> [HOW TO COMPLETE THIS TASK]
Scan the records below for the string "city" and return every line where it appears.

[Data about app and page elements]
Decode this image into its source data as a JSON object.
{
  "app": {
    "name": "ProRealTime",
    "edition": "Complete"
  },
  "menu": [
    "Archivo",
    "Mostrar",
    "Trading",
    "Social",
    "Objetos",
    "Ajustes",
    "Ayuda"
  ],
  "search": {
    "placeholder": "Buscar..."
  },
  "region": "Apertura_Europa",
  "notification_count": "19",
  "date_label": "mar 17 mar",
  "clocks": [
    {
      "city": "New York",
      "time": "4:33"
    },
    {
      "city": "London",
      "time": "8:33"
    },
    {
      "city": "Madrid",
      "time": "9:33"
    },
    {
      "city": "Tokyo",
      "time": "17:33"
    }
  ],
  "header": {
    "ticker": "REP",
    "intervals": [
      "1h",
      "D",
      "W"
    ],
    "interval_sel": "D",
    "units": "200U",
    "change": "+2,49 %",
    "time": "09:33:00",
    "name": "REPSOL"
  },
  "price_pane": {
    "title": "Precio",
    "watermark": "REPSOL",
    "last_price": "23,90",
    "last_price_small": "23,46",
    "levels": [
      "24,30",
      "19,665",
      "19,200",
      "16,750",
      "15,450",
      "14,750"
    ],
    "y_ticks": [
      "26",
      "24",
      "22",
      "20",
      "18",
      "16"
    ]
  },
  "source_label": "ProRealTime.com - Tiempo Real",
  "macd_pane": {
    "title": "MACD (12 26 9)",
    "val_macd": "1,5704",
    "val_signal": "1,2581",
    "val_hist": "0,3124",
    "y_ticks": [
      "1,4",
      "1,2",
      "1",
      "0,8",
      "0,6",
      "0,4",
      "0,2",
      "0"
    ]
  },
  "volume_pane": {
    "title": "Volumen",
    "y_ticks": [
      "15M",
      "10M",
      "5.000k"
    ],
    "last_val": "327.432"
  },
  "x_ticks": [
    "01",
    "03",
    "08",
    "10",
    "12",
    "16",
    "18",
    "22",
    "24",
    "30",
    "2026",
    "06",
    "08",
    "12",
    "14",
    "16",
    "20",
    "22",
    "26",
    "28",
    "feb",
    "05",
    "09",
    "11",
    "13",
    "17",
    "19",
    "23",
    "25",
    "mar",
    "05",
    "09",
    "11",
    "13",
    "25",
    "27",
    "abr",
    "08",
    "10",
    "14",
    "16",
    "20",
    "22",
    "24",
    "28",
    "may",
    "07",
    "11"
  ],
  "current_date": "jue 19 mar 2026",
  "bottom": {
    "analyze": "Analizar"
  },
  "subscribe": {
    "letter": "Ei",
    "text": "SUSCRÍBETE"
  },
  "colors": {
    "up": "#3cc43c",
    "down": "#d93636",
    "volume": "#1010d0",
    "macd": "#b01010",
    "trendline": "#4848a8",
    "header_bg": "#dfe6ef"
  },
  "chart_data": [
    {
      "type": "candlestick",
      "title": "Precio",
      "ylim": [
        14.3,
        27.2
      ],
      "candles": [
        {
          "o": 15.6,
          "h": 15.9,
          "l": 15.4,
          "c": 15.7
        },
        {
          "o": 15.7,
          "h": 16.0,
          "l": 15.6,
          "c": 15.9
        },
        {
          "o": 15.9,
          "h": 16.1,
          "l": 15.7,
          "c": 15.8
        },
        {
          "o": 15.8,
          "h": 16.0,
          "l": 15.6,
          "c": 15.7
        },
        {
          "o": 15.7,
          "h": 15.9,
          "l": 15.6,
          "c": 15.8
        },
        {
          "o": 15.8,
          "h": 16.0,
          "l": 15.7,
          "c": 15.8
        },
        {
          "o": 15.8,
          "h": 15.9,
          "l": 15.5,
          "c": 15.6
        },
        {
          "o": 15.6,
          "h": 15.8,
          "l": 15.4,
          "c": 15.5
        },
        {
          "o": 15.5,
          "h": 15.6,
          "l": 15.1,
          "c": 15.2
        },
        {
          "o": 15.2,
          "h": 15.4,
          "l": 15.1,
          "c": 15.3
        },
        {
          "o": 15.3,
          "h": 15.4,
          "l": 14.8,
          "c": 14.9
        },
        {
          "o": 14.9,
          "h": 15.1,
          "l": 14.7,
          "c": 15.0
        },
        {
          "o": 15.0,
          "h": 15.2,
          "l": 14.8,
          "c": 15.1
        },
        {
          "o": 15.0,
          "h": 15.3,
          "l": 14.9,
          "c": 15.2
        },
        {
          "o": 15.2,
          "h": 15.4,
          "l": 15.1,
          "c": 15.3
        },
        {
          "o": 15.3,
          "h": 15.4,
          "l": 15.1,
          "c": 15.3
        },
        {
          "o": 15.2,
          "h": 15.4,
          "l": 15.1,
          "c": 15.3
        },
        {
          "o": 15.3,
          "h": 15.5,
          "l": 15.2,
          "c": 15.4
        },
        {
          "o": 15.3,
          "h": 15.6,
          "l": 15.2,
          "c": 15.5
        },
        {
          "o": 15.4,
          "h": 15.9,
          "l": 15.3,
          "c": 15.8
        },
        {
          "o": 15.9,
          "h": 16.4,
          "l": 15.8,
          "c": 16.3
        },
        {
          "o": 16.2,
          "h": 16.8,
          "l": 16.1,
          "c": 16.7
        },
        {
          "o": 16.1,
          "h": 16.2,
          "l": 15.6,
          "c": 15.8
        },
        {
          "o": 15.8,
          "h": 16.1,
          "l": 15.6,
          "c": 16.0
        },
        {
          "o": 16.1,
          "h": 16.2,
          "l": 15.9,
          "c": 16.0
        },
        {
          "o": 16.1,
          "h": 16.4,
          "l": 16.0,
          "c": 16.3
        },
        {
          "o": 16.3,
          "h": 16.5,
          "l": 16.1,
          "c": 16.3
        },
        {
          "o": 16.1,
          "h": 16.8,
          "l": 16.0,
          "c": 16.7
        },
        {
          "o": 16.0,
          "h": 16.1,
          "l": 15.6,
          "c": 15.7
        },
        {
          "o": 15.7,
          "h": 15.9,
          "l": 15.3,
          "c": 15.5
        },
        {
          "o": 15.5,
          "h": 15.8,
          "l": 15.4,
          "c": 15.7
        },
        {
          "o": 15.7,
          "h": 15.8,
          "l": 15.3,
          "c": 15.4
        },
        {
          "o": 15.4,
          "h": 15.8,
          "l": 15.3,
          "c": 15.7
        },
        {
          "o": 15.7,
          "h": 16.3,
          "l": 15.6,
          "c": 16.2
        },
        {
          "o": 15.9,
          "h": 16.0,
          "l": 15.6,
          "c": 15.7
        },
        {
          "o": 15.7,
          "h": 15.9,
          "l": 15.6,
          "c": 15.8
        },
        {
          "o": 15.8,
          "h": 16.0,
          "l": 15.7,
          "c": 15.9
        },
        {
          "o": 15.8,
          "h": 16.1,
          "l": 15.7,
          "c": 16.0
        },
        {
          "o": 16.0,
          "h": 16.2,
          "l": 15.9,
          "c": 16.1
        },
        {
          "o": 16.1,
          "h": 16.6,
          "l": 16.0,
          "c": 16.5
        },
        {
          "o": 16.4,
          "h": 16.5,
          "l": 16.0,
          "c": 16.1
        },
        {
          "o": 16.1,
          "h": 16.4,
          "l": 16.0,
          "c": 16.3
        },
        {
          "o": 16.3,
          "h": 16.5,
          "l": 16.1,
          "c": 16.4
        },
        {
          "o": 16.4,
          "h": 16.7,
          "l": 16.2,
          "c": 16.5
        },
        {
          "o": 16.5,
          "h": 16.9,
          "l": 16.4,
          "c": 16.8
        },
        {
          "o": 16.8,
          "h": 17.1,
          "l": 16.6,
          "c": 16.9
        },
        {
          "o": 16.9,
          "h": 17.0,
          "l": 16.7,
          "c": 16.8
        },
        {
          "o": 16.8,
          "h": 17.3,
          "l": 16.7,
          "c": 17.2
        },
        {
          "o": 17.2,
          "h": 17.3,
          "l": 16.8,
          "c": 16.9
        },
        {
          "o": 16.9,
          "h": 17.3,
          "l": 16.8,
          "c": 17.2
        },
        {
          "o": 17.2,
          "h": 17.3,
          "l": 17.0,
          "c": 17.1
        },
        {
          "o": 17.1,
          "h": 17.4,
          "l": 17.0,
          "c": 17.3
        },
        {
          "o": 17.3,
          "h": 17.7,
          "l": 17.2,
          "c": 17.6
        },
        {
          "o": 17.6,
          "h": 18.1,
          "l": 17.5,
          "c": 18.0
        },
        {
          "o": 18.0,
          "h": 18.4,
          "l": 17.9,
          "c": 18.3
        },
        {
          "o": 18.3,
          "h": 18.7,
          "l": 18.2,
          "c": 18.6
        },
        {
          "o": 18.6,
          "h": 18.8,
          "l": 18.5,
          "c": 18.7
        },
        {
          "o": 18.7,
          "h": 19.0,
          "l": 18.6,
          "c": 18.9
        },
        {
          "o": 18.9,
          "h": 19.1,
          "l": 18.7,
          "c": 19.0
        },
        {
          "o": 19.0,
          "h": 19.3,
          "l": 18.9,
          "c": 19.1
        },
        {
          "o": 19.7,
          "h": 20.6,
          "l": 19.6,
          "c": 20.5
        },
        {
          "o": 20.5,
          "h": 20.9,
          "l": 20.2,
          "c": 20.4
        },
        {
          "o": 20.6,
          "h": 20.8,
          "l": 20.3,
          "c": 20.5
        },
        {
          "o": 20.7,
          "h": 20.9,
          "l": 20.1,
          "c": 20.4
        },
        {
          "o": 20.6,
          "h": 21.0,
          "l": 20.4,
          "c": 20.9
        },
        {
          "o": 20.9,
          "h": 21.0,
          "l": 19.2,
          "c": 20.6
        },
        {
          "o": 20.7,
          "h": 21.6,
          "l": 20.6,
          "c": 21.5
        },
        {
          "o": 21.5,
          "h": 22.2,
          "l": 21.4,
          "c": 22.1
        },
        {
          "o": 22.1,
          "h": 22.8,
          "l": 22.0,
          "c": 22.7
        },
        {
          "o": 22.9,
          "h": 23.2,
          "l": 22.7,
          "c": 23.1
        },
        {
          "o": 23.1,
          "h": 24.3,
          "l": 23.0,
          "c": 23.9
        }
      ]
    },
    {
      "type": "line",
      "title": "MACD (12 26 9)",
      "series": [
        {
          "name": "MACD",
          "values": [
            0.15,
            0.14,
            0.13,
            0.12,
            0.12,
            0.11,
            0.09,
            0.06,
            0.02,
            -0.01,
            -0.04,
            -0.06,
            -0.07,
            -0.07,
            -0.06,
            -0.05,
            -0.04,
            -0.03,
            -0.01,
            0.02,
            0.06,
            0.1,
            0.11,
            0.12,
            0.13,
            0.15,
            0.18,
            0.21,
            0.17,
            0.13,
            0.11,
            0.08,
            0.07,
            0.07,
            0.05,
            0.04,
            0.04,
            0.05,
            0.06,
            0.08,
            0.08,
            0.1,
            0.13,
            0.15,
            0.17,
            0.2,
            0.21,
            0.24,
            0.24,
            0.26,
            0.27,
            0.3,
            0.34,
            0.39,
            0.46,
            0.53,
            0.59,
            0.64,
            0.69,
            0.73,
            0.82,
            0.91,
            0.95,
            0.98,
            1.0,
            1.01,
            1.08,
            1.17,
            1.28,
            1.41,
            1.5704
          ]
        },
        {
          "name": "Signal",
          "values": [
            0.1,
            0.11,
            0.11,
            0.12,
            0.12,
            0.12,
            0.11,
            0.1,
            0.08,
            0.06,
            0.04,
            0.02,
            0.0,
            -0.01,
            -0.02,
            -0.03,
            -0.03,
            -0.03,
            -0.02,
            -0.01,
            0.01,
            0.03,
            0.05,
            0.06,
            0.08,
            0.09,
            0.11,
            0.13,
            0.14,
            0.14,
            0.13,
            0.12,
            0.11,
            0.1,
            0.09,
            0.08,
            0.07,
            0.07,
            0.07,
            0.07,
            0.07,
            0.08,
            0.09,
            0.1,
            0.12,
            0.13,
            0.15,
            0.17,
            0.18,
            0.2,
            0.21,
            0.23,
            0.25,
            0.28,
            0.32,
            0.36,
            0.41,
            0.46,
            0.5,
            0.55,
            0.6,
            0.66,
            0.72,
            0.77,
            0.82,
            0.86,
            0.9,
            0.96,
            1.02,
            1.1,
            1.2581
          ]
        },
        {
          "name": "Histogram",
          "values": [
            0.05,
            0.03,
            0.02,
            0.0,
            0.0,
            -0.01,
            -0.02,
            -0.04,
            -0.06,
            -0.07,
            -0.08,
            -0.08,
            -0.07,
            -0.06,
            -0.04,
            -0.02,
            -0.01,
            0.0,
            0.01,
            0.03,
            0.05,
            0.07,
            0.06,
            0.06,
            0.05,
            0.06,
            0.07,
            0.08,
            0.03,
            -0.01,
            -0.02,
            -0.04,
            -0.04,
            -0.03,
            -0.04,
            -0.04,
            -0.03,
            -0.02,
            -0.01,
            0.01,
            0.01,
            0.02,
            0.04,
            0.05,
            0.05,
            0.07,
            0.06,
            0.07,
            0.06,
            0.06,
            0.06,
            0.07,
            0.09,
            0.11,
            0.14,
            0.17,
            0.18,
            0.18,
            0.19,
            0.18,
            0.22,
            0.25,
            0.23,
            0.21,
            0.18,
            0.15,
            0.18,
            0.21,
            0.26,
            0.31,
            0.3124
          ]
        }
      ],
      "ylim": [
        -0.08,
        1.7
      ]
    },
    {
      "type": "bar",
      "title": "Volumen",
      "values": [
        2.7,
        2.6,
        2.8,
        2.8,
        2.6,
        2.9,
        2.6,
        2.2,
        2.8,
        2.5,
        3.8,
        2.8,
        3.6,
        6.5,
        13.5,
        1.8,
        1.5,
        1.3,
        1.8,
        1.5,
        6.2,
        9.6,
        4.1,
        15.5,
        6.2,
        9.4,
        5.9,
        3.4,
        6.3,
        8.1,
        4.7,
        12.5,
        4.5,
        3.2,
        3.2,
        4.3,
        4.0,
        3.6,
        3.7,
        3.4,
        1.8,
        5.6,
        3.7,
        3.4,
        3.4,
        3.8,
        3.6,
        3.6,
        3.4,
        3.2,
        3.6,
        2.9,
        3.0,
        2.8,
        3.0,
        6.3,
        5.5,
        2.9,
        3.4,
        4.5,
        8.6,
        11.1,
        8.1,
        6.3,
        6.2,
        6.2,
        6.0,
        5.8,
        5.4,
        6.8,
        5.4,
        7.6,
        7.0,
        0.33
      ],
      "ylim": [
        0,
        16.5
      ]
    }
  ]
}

> [ANSWER BOX]
      "city": "New York",
      "city": "London",
      "city": "Madrid",
      "city": "Tokyo",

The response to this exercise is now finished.